The exercise of the option to renew, however, was signed in the name of 'Florence Lustig of New York, Inc.', by Florence Lustig, President. We attach no legal significance to this; it was to comply with the wroding of the Exhibit A lease. The New York corporation has never been in possession of the premises, has never engaged actively in any business venture, and does not even have a bank account. Mrs. Crossman organized the was its principal the stock in it, and was its principal officer. The district court's finding was clearly correct.
C. Varying its argument only slightly, the appellant contends that the district court erred in finding that Florence Lustig, individually, had a lease and option to renew, because she could not show that the corporation made any assignment to her of its right to renew. Since, however, the hotel looked to Mrs. Crossman-- operating in whatever name-- her exercise of the option was within the agreement of the parties.
D. The appellant contends that the lower court erred in finding that Mrs. Crossman individually took possession of the premises under the lease marked 'Exhibit A'. This contention is premised on the fact that the plaintiff moved in and started operating before this lease was submitted to her; since the typed lease came into existence February 24, 1955, improvements could not be made a pursuant to it in January 1955. But the Exhibit A was the basis of her possession, reflecting the previous agreement of the parties reached in January. And, she took possession when she did at the Hotel's insistence, continuing in possession of the premises for five years, abiding by the terms of Exhibit A.

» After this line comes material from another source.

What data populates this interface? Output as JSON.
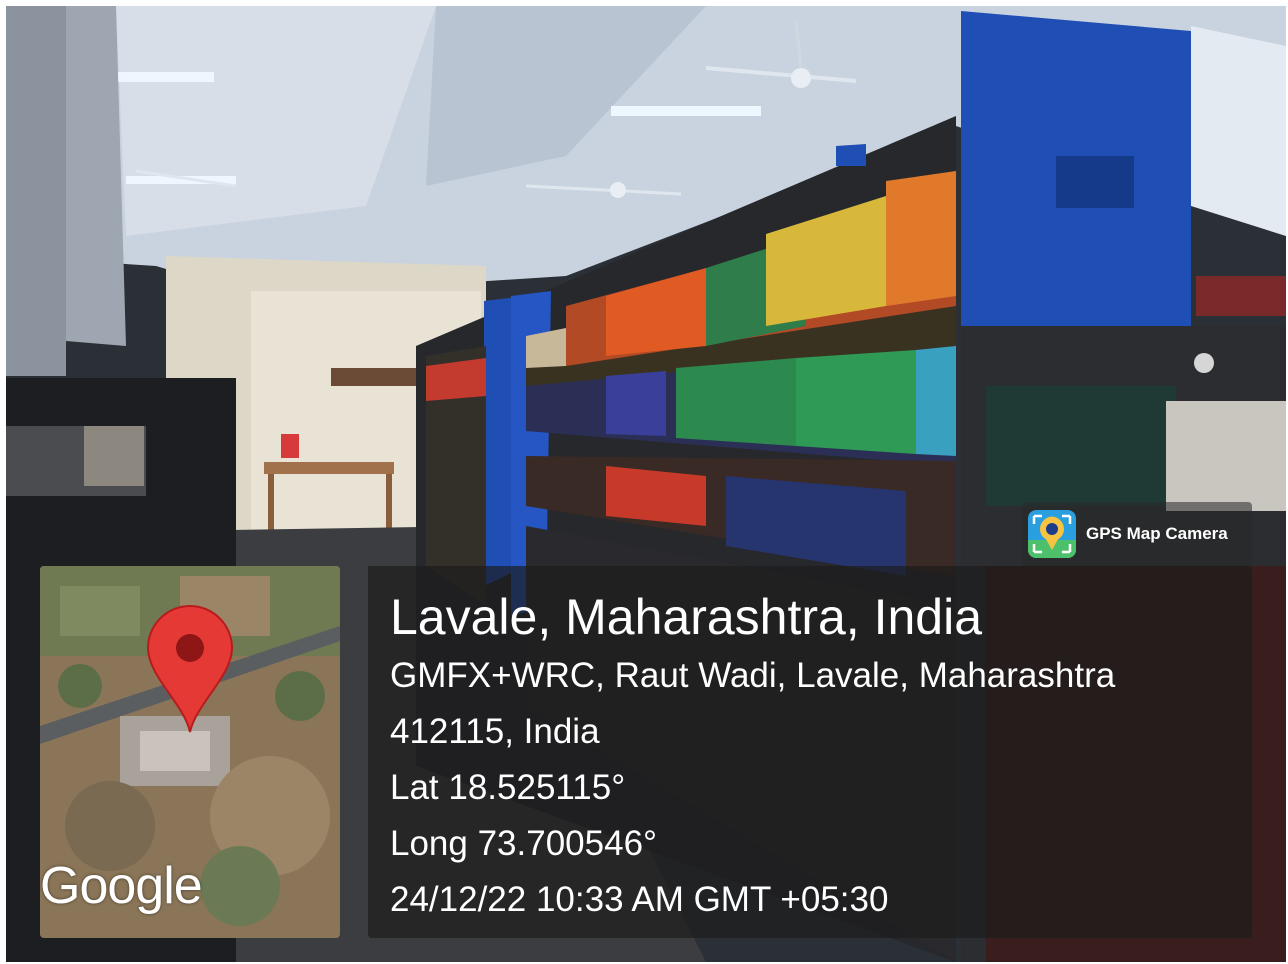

E. Finally, appellant contends that the lower court erred in decreeing specific performance of a lease that was unexecuted and unsigned and terms, was not even a party. A decision terms, was not even a party. A decision to order specific performance rests in the sound discretion of the court, to be determined from all the relevant facts. 29 Fla. Jurisprudence 'Specific Performance' 10; Mann v. Thompson, Fla.App. 1958, 100 So.2d 634; Todd et ux. v. Hyzer, 1944, 154 Fla. 702, 18 So.2d 888. Here, the evidence shows no intention on the part of the plaintiff to deceive the hotel, nor any prejudicial delay by her in asserting her rights. It shows no concern on the part of the hotel as to whether the plaintiff operated individually or in trade name or as a separate corporate entity. We cannot say that, in the circumstances of this case, the district court abused its discretion by ordering specific performance.

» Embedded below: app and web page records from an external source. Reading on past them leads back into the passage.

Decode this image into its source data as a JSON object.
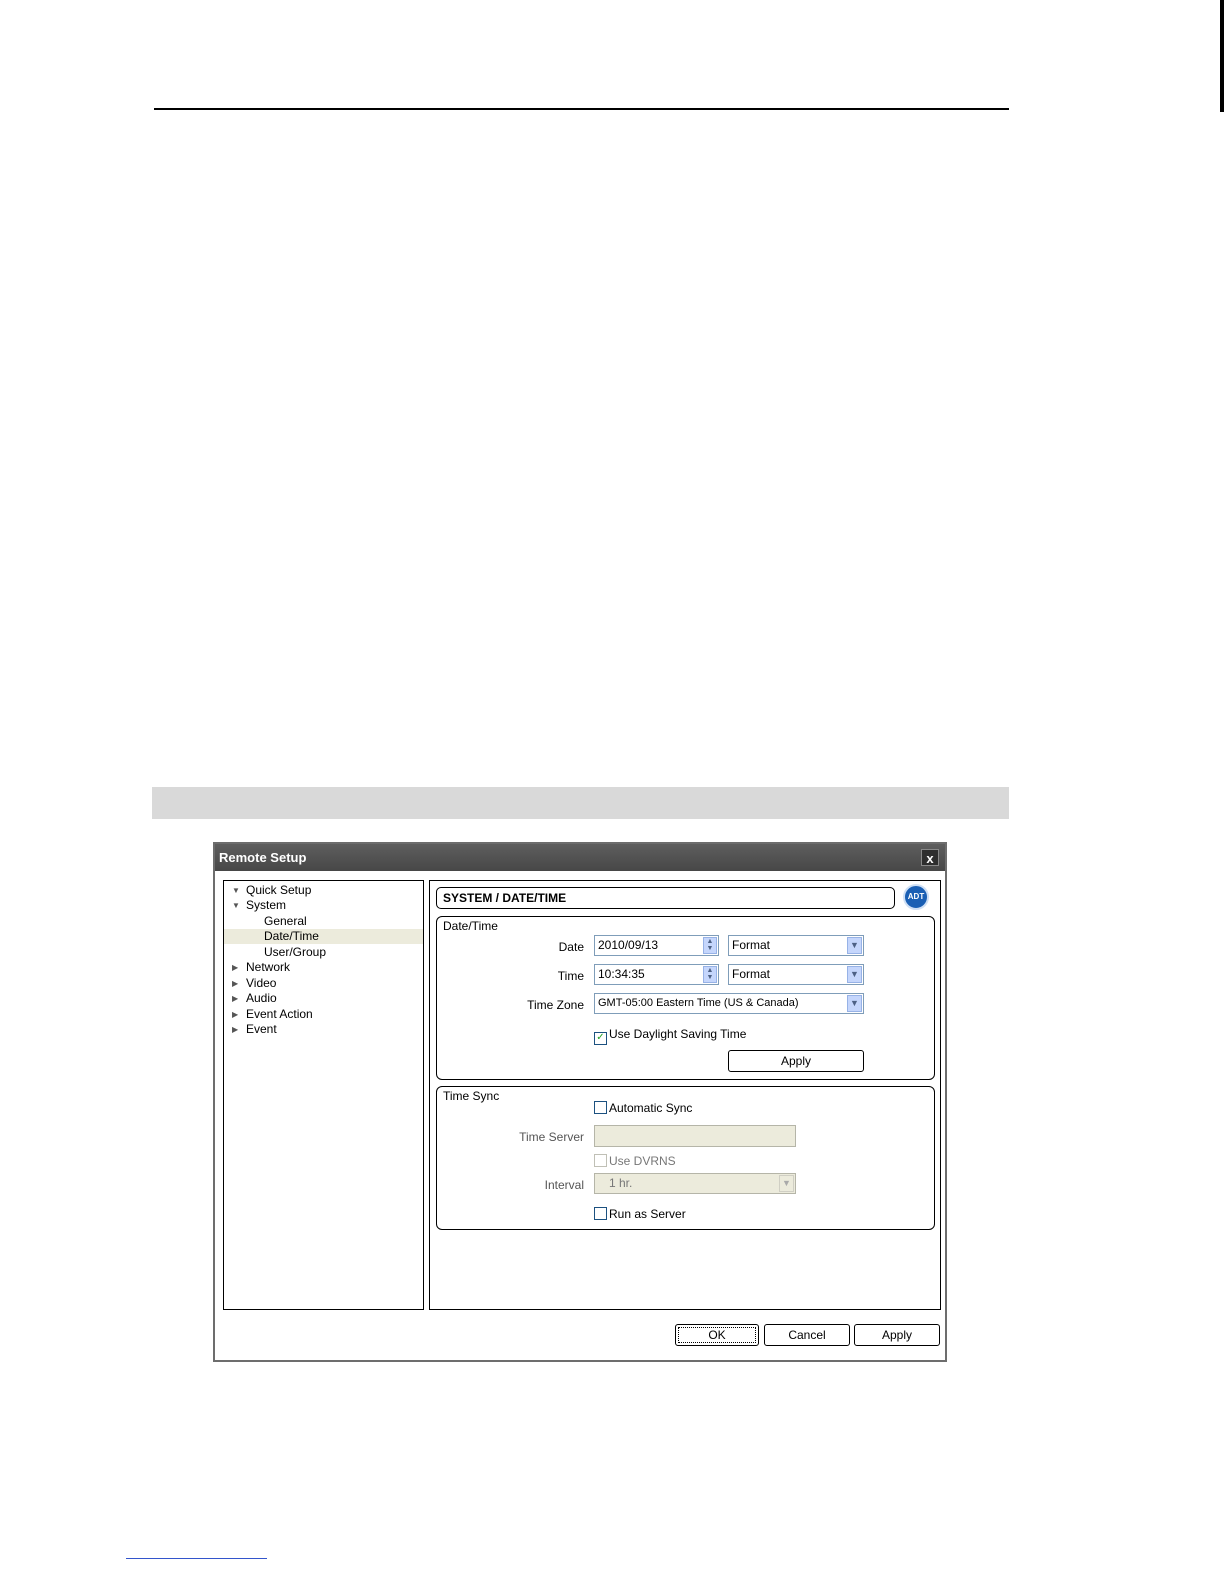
{
  "dialog": {
    "title": "Remote Setup",
    "close": "x"
  },
  "tree": [
    {
      "label": "Quick Setup",
      "arrow": "▼"
    },
    {
      "label": "System",
      "arrow": "▼"
    },
    {
      "label": "General",
      "arrow": ""
    },
    {
      "label": "Date/Time",
      "arrow": ""
    },
    {
      "label": "User/Group",
      "arrow": ""
    },
    {
      "label": "Network",
      "arrow": "▶"
    },
    {
      "label": "Video",
      "arrow": "▶"
    },
    {
      "label": "Audio",
      "arrow": "▶"
    },
    {
      "label": "Event Action",
      "arrow": "▶"
    },
    {
      "label": "Event",
      "arrow": "▶"
    }
  ],
  "header": {
    "title": "SYSTEM / DATE/TIME",
    "logo": "ADT"
  },
  "datetime": {
    "group_title": "Date/Time",
    "date_label": "Date",
    "date_value": "2010/09/13",
    "date_format": "Format",
    "time_label": "Time",
    "time_value": "10:34:35",
    "time_format": "Format",
    "timezone_label": "Time Zone",
    "timezone_value": "GMT-05:00 Eastern Time (US & Canada)",
    "dst_label": "Use Daylight Saving Time",
    "apply": "Apply"
  },
  "timesync": {
    "group_title": "Time Sync",
    "auto_sync": "Automatic Sync",
    "server_label": "Time Server",
    "server_value": "",
    "use_dvrns": "Use DVRNS",
    "interval_label": "Interval",
    "interval_value": "1 hr.",
    "run_as_server": "Run as Server"
  },
  "buttons": {
    "ok": "OK",
    "cancel": "Cancel",
    "apply": "Apply"
  }
}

We summarize. On the first appeal we held that if Mrs. Crossman could prove a meeting of the minds, possession of the premises, the expenditure of a large sum for improvements, and the payment of rent-- she had a valid contract, one of the terms of which was an option to renew. The courts court found that she met the burden of proof. Substantial evidence supports the findings. We must, therefore, affirm the judgment below.